[Start of Attachment]
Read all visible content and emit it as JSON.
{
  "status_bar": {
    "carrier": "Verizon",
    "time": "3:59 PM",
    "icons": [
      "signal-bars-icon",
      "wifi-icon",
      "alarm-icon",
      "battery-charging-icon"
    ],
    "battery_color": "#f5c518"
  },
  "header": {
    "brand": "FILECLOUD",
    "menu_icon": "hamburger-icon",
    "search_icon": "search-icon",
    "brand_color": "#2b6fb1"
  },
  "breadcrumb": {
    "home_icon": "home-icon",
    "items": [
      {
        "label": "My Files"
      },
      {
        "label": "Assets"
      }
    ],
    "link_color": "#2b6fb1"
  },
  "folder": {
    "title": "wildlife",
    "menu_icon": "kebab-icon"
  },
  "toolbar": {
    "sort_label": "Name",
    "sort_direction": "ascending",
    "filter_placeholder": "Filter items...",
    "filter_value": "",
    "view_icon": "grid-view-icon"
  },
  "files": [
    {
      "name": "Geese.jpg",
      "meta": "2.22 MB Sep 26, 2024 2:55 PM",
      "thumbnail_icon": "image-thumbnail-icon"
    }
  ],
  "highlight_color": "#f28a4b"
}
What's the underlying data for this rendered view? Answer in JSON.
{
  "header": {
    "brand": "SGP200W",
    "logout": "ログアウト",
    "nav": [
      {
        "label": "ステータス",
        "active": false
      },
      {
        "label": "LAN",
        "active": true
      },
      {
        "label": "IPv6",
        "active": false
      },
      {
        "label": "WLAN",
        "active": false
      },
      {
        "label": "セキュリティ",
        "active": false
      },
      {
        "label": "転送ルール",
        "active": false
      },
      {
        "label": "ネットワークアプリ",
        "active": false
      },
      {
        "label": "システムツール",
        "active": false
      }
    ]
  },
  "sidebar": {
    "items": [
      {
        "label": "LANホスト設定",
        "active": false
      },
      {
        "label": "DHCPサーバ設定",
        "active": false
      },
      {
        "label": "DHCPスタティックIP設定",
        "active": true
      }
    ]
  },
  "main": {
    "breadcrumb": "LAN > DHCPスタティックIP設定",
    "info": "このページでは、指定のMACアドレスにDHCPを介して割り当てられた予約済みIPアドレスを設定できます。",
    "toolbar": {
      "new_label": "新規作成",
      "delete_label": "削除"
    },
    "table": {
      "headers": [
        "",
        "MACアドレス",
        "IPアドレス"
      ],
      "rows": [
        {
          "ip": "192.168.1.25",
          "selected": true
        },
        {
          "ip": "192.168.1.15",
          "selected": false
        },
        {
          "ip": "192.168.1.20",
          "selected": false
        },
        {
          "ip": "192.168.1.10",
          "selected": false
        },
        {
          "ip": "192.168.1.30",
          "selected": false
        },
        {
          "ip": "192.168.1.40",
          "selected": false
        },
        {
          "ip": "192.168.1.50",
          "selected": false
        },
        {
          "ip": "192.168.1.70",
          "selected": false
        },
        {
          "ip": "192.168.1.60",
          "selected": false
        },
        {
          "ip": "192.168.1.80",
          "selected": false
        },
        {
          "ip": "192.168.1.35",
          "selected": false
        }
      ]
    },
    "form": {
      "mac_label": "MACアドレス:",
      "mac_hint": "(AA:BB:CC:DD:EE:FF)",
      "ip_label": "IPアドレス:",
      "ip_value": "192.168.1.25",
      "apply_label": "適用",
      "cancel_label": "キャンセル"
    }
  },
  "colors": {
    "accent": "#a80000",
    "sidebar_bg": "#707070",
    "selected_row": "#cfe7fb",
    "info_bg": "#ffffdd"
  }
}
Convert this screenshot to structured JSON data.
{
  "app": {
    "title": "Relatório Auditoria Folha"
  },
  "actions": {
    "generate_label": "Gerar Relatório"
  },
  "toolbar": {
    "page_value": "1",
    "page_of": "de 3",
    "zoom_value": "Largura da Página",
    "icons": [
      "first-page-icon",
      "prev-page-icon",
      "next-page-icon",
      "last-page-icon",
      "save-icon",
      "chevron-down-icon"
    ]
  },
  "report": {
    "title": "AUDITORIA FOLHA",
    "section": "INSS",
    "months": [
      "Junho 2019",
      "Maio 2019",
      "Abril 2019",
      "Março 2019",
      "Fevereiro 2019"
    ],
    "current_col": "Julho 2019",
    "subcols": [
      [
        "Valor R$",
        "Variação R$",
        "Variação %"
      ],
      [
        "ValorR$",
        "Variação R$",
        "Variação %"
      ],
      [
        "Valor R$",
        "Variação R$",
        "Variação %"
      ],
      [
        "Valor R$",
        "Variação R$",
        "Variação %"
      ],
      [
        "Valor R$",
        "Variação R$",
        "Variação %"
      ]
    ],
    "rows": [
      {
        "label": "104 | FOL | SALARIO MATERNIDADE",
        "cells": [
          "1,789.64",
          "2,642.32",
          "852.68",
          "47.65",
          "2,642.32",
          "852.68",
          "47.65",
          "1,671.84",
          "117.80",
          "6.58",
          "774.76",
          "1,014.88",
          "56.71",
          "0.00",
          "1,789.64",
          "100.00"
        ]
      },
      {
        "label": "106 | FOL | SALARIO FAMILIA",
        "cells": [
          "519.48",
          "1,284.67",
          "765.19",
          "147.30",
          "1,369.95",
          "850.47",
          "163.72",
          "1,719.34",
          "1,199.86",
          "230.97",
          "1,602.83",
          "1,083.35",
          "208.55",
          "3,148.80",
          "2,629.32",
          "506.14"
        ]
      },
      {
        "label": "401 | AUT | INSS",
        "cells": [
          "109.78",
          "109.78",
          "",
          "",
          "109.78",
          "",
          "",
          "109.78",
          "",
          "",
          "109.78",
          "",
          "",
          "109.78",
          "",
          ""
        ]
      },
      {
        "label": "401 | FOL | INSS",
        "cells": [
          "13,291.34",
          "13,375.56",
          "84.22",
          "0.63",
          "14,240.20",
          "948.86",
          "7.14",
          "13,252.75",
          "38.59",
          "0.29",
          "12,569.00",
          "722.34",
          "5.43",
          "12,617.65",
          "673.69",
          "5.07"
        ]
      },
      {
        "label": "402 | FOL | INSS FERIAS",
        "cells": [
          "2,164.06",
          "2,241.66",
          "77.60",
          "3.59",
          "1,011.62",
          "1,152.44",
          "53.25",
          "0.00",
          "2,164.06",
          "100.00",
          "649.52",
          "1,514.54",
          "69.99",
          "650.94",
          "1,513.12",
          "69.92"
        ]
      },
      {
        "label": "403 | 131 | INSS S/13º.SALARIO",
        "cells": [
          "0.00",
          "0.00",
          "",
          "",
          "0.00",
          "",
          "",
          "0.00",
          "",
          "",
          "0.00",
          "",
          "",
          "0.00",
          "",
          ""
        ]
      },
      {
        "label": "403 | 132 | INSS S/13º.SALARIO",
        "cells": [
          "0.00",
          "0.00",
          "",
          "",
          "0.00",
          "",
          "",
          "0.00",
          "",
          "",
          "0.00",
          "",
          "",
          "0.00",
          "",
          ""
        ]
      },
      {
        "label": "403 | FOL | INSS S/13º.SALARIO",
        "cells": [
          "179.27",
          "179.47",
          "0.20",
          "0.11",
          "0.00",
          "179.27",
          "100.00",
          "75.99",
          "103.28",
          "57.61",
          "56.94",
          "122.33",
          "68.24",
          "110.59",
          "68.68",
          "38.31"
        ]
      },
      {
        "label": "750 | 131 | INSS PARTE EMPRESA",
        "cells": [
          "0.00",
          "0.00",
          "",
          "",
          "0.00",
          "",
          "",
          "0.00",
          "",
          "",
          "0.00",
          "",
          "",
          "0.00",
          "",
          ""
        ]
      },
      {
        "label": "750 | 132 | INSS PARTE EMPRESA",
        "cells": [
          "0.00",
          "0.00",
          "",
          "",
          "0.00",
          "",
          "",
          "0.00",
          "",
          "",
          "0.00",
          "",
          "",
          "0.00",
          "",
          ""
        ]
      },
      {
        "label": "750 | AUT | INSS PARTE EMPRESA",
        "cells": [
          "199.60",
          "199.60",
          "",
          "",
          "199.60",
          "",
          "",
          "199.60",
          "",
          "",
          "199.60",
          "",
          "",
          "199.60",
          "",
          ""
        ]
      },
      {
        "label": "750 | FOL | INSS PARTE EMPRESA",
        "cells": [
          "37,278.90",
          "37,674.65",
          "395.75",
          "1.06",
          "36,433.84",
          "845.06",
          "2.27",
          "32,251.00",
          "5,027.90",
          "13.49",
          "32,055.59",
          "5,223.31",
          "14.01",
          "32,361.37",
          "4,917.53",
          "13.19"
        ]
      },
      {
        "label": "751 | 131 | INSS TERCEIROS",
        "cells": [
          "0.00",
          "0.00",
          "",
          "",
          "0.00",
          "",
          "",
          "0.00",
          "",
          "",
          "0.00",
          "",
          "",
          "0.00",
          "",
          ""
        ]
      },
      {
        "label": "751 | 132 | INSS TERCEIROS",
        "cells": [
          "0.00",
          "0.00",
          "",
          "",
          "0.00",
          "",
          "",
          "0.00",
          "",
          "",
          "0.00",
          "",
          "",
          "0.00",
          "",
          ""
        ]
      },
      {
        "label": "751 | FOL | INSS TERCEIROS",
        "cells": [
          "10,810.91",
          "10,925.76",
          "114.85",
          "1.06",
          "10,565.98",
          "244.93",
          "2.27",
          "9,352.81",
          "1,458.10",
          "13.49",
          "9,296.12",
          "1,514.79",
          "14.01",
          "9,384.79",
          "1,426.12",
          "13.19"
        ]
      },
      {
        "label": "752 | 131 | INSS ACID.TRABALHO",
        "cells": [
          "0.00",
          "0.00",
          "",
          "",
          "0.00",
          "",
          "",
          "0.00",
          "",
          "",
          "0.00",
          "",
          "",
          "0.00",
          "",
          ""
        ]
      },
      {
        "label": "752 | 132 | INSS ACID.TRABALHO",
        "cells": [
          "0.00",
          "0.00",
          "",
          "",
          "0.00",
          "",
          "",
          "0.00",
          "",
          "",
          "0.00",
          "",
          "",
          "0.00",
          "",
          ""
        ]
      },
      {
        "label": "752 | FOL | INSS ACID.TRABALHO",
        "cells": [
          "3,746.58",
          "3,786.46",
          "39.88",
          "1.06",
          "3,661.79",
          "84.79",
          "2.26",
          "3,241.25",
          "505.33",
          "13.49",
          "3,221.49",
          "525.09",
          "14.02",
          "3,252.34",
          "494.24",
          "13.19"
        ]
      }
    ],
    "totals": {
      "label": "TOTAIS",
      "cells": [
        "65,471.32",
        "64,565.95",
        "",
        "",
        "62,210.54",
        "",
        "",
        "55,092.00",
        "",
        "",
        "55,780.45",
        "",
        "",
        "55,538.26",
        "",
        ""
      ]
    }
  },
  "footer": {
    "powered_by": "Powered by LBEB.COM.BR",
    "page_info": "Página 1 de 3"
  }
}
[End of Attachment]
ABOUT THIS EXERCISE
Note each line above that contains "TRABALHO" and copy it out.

WRITTEN SOLUTION
        "label": "752 | 131 | INSS ACID.TRABALHO",
        "label": "752 | 132 | INSS ACID.TRABALHO",
        "label": "752 | FOL | INSS ACID.TRABALHO",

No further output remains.